Dataset rows describing interfaces
--------------------
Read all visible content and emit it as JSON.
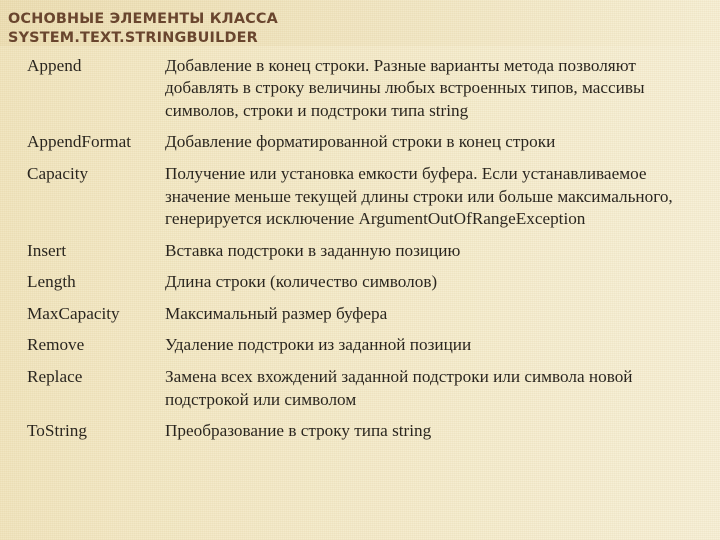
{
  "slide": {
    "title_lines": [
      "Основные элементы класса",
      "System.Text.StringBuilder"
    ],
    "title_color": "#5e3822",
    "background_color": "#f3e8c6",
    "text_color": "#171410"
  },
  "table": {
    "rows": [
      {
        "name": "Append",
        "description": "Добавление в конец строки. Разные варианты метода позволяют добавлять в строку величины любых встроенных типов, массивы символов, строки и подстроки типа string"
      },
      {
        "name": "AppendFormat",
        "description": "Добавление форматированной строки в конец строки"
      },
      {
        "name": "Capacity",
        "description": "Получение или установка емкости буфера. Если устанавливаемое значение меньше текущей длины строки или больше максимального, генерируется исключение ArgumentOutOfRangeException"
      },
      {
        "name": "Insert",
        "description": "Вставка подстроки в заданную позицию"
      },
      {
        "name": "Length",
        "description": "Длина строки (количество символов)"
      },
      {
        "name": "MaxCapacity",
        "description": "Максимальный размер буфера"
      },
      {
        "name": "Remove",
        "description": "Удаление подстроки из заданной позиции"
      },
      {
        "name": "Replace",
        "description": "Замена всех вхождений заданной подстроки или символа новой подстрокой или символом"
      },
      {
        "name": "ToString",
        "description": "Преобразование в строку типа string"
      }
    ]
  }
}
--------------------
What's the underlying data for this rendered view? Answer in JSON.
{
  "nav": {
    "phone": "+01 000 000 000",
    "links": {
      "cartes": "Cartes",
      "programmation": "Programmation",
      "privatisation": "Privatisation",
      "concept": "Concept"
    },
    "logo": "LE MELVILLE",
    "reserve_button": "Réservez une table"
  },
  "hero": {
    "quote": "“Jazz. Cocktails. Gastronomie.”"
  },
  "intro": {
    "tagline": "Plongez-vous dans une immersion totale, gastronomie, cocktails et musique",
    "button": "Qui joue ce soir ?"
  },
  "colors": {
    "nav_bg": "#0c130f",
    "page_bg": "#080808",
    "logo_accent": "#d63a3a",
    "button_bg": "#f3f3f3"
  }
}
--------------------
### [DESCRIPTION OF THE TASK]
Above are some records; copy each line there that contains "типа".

### [RESULT OF THE EXERCISE]
        "description": "Добавление в конец строки. Разные варианты метода позволяют добавлять в строку величины любых встроенных типов, массивы символов, строки и подстроки типа string"
        "description": "Преобразование в строку типа string"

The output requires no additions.